[Inexplicable images from generations ago invite us to restore the lost sense of immediacy.  We follow the founder of the Theater of Spontaneity, Jacob Moreno, who proposed stringing together "now and then flashes" to unfetter illusion and let imagination run free.  The images we have collected for this series came at a tremendous price, which we explained previously.]
. . . read more from Restoring the Lost Sense . . .


Restoring the Lost Sense (permalink)
From Le Journal Amusant, 1922.
[Inexplicable images from generations ago invite us to restore the lost sense of immediacy.  We follow the founder of the Theater of Spontaneity, Jacob Moreno, who proposed stringing together "now and then flashes" to unfetter illusion and let imagination run free.  The images we have collected for this series came at a tremendous price, which we explained previously.]
. . . read more from Restoring the Lost Sense . . .
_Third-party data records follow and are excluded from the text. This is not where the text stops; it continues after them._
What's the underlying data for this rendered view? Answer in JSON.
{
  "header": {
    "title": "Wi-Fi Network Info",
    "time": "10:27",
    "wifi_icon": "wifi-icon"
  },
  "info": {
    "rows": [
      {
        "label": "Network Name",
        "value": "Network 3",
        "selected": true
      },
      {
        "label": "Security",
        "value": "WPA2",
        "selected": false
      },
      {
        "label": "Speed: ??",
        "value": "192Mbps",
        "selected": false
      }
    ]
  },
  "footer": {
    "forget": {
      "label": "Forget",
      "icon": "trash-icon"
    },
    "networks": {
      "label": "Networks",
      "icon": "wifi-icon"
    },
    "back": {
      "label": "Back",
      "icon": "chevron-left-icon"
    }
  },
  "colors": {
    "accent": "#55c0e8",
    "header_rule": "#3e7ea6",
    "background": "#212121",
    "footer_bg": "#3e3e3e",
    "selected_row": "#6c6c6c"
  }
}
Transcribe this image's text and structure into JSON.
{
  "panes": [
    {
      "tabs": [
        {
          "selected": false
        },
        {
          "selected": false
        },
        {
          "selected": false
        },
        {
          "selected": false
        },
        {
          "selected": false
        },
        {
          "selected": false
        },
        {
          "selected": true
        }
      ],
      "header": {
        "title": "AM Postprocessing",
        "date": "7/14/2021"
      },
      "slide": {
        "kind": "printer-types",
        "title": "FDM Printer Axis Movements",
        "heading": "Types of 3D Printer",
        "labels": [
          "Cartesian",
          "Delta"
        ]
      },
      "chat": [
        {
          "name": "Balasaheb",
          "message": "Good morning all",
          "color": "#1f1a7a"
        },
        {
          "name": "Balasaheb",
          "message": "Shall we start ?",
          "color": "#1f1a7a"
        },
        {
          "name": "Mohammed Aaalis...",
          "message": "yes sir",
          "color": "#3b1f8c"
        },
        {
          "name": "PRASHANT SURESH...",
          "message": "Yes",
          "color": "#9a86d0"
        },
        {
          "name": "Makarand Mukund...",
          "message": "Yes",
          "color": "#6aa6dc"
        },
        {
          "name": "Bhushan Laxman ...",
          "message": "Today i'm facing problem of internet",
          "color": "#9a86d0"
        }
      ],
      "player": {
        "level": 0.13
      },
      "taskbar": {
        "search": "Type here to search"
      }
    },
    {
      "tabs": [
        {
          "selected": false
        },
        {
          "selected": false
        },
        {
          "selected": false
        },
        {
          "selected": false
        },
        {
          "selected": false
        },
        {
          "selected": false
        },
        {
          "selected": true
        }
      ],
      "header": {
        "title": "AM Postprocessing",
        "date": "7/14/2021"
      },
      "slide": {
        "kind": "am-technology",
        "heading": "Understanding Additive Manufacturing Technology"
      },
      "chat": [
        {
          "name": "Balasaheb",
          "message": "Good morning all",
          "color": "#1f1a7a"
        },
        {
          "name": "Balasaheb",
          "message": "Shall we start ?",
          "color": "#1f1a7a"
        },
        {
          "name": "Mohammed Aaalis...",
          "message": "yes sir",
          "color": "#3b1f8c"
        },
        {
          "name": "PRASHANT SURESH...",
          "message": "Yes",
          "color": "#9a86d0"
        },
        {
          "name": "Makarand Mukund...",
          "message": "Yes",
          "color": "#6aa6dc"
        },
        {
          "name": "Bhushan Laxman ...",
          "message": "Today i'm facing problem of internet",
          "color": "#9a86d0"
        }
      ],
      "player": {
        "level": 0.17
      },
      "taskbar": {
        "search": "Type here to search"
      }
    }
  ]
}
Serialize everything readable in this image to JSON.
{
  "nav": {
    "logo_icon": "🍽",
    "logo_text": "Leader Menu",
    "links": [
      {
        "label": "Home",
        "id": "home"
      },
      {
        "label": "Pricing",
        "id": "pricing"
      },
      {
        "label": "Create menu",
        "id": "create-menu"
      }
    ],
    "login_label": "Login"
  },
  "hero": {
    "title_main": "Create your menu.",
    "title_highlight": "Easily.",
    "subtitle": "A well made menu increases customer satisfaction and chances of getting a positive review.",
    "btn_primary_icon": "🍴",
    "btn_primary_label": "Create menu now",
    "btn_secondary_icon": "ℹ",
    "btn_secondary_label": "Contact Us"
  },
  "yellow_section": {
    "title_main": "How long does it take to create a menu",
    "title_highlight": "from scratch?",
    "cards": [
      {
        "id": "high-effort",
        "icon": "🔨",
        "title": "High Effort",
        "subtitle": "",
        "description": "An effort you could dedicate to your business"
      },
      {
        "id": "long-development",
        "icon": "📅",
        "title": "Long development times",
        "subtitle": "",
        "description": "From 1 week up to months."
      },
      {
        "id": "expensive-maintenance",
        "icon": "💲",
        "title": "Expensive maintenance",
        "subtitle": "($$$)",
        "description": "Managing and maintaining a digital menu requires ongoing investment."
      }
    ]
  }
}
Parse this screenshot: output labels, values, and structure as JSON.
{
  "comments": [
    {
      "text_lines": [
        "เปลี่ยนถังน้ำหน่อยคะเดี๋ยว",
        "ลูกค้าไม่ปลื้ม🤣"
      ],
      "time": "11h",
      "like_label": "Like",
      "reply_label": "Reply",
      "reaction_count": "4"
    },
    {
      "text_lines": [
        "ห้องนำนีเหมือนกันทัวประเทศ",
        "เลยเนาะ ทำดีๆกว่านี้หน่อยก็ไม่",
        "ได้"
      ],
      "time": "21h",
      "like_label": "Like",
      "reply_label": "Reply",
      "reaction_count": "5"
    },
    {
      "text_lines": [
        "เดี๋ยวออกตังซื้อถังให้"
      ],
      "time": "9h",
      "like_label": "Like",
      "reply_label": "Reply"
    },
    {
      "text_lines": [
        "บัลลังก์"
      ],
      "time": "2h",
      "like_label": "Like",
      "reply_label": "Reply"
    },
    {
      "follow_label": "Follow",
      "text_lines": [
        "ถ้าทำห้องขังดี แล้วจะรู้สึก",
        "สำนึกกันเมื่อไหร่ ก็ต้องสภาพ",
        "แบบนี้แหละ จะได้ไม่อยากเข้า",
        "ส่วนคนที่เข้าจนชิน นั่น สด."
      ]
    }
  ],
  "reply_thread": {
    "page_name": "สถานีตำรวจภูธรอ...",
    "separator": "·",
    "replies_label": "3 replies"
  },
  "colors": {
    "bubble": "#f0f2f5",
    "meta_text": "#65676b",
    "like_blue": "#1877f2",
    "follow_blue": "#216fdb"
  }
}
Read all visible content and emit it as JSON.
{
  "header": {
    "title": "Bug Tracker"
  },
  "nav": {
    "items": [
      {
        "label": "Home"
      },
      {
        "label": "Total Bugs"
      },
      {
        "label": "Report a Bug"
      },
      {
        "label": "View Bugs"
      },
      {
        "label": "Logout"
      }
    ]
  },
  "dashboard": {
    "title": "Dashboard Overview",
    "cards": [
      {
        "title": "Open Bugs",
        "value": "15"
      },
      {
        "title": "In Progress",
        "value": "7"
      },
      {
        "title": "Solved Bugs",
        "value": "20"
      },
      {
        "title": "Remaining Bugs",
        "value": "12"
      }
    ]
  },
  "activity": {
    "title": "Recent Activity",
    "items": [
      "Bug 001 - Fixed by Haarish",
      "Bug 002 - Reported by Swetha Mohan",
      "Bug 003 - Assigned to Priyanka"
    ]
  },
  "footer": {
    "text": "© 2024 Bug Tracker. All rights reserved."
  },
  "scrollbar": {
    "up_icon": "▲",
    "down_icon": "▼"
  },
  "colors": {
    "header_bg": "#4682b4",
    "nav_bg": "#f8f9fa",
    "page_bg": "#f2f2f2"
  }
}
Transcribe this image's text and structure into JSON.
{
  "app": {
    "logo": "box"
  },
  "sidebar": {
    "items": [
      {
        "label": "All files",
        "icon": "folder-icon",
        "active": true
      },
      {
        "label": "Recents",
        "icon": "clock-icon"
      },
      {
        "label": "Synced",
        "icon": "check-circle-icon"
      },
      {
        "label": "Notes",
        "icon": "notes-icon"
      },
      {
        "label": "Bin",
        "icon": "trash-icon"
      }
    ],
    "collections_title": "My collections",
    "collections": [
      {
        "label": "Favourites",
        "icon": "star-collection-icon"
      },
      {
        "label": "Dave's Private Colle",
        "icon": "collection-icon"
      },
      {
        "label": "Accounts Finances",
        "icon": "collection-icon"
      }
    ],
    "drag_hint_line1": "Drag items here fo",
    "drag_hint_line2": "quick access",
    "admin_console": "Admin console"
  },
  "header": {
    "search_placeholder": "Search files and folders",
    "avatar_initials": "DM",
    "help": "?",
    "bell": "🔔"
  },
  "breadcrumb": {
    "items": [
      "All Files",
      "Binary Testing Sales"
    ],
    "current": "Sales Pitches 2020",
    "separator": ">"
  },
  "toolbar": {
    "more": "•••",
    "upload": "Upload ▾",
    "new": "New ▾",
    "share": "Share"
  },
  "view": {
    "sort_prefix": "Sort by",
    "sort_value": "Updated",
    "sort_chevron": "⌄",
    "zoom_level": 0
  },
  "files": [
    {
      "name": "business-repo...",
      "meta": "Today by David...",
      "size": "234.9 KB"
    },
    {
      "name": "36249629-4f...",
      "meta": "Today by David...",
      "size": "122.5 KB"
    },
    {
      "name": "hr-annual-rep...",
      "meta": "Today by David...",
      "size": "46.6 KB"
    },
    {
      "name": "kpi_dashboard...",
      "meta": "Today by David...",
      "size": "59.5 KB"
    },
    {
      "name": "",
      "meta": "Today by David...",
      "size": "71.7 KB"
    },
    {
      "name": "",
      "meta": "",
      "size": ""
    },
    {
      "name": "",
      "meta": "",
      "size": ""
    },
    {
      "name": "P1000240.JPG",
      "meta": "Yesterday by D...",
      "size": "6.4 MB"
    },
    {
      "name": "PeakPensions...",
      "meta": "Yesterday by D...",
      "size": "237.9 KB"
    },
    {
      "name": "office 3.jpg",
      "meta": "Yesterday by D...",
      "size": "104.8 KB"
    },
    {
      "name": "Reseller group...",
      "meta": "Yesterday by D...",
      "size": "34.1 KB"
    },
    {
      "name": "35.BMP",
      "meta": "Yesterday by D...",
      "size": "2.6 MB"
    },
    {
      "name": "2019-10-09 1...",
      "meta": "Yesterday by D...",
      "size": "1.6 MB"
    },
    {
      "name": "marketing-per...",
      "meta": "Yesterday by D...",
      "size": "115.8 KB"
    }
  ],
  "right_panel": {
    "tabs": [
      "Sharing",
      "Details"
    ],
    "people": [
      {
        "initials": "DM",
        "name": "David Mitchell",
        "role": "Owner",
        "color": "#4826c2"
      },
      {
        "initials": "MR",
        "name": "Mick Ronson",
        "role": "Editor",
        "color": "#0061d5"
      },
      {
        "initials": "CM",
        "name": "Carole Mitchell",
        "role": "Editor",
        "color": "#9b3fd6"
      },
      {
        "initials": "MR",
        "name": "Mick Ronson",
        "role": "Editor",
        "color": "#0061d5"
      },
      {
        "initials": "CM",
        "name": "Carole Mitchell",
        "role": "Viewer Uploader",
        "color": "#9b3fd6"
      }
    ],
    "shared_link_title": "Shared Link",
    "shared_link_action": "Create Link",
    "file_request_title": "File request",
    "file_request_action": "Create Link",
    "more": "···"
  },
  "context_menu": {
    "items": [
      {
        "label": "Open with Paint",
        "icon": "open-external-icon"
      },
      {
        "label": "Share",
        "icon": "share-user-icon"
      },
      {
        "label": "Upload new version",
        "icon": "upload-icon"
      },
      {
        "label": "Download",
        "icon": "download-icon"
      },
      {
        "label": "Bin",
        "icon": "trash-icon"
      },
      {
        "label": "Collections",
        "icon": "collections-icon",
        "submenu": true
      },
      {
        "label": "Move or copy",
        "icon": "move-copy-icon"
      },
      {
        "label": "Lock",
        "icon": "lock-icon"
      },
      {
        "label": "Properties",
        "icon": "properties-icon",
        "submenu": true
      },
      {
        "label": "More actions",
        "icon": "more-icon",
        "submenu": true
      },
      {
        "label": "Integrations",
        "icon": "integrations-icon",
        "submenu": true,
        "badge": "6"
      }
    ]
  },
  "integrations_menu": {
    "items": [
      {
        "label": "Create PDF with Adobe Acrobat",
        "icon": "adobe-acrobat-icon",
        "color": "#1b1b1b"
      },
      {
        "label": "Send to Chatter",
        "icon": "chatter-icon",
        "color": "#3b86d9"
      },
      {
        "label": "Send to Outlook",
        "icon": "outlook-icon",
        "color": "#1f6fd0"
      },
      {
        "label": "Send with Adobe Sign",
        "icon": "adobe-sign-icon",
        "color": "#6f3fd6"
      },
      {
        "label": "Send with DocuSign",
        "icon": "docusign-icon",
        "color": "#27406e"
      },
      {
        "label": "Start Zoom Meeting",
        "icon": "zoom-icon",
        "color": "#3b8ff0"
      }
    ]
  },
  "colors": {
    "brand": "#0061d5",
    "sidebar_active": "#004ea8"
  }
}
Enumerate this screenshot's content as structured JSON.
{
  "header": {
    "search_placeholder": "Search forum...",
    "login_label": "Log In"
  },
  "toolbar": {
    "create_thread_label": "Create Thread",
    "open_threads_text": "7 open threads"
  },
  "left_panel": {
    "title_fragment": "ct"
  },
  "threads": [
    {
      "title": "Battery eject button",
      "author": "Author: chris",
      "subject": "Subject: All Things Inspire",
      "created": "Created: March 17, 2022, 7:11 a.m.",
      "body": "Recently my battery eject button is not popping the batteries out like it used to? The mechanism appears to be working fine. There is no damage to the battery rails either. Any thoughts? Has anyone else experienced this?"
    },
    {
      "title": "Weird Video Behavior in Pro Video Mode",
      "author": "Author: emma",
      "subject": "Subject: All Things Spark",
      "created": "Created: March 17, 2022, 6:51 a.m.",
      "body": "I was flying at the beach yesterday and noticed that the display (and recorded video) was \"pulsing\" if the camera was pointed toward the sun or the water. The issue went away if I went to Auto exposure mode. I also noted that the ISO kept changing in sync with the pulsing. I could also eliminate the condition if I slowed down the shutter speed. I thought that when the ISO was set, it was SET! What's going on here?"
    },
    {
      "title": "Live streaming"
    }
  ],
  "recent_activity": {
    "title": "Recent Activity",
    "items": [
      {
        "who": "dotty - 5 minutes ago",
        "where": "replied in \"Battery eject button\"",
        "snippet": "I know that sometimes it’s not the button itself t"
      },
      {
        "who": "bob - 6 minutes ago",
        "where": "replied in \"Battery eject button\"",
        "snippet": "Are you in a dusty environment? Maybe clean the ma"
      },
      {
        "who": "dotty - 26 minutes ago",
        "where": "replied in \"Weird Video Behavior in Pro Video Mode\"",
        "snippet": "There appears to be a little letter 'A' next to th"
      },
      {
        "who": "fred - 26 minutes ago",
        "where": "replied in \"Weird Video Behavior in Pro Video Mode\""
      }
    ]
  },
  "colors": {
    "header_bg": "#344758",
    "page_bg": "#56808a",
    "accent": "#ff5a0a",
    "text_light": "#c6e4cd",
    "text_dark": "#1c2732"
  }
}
Restoring the Lost Sense (permalink)
From Lustige Blätter, 1904.
[Inexplicable images from generations ago invite us to restore the lost sense of immediacy.  We follow the founder of the Theater of Spontaneity, Jacob Moreno, who proposed stringing together "now and then flashes" to unfetter illusion and let imagination run free.  The images we have collected for this series came at a tremendous price, which we explained previously.]
. . . read more from Restoring the Lost Sense . . .


The Right Word (permalink)
A design idea for greeting cards: crisscrossing four quotations with a key word at the center.  From The Gospel Woman, 1881
. . . read more from The Right Word . . .


Yearbook Weirdness (permalink)
Pinball as an illustration of a college's department of religious studies?  According to the Church of the Silver Ball's Pinball Museum (which, sadly, is neither a church nor a museum, according to its own description), pinball can be a religion.
Our photo is from Colorado College's 1975 yearbook.

*For some unbelievably weird yearbook imagery, see our How to Hoodoo Hack a Yearbook.

. . . read more from Yearbook Weirdness . . .


Restoring the Lost Sense (permalink)
Zooming in, we see that the spider has a horned skull face and bony hands.  Easily the best skeleton spider we've seen all week.  From Zritel', 1905.
[Inexplicable images from generations ago invite us to restore the lost sense of immediacy.  We follow the founder of the Theater of Spontaneity, Jacob Moreno, who proposed stringing together "now and then flashes" to unfetter illusion and let imagination run free.  The images we have collected for this series came at a tremendous price, which we explained previously.]
. . . read more from Restoring the Lost Sense . . .

Copyright © 2019 Craig Conley